Notorious for his perfectionist nature and meticulous attention to detail, Stanley Kubrick’s preparation for Aryan Papers was characteristically tireless and in-depth. In addition to writing a screenplay, he scouted locations throughout Europe and reportedly considered shooting the film in Slovakia and the Czech Republic. “He would very reluctantly have moved himself to Bratislava and to Brno,” Jan Harlan told The Independent. “He wouldn’t have liked that, but it was no pain, no gain in this case. There was no way you could have done these locations in England.”
With a script in place, Kubrick began searching for his cast. Among those in consideration was Dutch actress Johanna ter Steege, whom Kubrick phoned to discuss the project. “He asked me several questions about the films I had done – very specific questions,” she remembers. Their conversation led to a meeting at Kubrick’s home in England, where they spoke about various subjects and did camera tests. “Let’s open a bottle of champagne because you’ve got the part,” Kubrick reportedly told the actress. Returning to Holland and thrilled about the opportunity she’d been offered, Johanna ter Steege waited for updates on the project. But her excitement turned to devastation upon receiving news regarding Aryan Papers‘ development.
Seven months after securing her role in Aryan Papers, Johanna ter Steege was told Stanley Kubrick was shelving the film. Recalling the actress’ reaction, Jan Harlan likened her disappointment to that of a talented musician realizing she had suddenly lost the opportunity to play at Carnegie Hall. Having missed out on what could’ve been a career-changing role and a chance to work with one of history’s greatest filmmakers, Johanna ter Steege didn’t discuss Aryan Papers for years, but she stayed in touch with Harlan and Kubrick’s family after he died in 1999. A critical factor preventing Aryan Papers from moving forward was Steven Spielberg‘s Schindler’s List, which began filming in early 1993 as Kubrick was nearing production. Along with his studio backer, Warner Bros., Kubrick was concerned that his film would bear too much resemblance to Spielberg’s, and he was wary about whether audiences could endure and embrace back-to-back dramas depicting the Holocaust.

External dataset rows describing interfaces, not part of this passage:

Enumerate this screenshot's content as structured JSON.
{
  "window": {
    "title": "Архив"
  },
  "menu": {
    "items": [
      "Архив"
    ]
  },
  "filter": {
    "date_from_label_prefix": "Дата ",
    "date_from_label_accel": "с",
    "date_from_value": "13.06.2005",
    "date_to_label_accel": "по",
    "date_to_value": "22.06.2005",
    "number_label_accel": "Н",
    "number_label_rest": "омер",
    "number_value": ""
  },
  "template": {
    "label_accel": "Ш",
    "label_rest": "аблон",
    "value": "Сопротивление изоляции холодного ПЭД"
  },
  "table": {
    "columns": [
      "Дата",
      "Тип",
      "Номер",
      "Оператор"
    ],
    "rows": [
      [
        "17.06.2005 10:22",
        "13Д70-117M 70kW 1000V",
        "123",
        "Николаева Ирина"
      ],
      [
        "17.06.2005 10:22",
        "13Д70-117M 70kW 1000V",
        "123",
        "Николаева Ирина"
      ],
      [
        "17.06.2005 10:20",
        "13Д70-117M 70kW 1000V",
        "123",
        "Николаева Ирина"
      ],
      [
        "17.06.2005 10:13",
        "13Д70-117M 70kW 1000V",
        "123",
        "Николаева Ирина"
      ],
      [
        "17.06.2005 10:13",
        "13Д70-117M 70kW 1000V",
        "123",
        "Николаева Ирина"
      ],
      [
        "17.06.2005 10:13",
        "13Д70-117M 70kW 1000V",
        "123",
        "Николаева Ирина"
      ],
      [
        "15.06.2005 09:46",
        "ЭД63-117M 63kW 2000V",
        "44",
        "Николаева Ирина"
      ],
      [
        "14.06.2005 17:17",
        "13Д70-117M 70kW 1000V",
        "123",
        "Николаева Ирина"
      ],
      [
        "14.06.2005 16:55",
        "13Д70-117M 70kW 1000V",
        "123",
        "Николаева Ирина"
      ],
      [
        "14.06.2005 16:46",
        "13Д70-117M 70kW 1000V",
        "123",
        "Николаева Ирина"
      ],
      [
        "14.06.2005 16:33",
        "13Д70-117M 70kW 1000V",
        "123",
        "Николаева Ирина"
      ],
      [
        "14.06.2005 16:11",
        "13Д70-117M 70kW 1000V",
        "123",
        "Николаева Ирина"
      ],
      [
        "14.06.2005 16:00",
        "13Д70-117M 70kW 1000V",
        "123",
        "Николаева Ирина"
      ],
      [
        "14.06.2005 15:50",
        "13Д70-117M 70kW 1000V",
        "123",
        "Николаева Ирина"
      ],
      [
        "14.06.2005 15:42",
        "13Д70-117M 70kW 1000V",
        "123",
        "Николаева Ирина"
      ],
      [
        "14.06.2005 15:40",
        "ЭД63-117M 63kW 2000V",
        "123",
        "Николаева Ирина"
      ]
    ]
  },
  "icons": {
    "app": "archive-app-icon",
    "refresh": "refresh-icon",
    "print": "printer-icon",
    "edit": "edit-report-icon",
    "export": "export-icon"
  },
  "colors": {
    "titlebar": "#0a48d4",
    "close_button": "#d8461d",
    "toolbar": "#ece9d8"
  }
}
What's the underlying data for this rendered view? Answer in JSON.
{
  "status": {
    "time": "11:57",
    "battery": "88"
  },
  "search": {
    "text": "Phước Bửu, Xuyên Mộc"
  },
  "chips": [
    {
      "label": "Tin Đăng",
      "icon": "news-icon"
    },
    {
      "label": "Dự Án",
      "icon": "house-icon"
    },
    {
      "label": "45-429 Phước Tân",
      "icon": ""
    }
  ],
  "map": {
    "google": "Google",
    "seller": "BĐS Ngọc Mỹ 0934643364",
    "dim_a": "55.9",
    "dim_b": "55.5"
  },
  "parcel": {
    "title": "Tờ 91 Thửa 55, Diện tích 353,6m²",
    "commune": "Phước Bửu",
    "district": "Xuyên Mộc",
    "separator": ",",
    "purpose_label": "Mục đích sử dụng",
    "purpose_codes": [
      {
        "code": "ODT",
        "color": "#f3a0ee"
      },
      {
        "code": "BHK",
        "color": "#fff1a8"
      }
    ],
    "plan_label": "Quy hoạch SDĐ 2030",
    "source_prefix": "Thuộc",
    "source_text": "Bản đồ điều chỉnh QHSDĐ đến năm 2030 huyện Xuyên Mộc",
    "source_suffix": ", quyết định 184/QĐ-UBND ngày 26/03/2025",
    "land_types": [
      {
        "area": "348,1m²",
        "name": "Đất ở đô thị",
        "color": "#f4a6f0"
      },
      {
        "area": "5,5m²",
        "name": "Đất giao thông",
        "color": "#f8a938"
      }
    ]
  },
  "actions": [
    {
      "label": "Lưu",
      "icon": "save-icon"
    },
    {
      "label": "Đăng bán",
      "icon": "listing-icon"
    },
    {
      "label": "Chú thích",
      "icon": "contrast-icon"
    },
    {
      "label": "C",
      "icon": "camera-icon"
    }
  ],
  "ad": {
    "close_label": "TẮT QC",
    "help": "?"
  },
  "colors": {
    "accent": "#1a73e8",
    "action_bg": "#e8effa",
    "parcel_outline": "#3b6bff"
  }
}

Spielberg’s rival film wasn’t the sole reason behind Aryan Papers‘ demise, as Kubrick’s extensive research and immersion into the Holocaust left him feeling melancholic and questioning whether any film or filmmaker could do the subject justice. Kubrick’s widow Christiane remembers, “He felt it just couldn’t be told. He became very depressed during the preparations, and I was glad when he gave up on it because it was really taking its toll.” Echoing the sentiment, Jan Harlan said Aryan Papers would’ve been “a very silent film, a very serious film. It’s a big, risky topic.” While filmmaker Luca Guadagnino has since tried his hand at adapting Louis Begley’s novel, Aryan Papers has yet to see the light of day, and one can only speculate about what Kubrick could’ve brought to the material. Considering his well-earned reputation as an assured cinematic trailblazer, it’s sobering to think that even a genius of his caliber experienced moments of self-doubt, hesitance, and emotional turmoil regarding a project.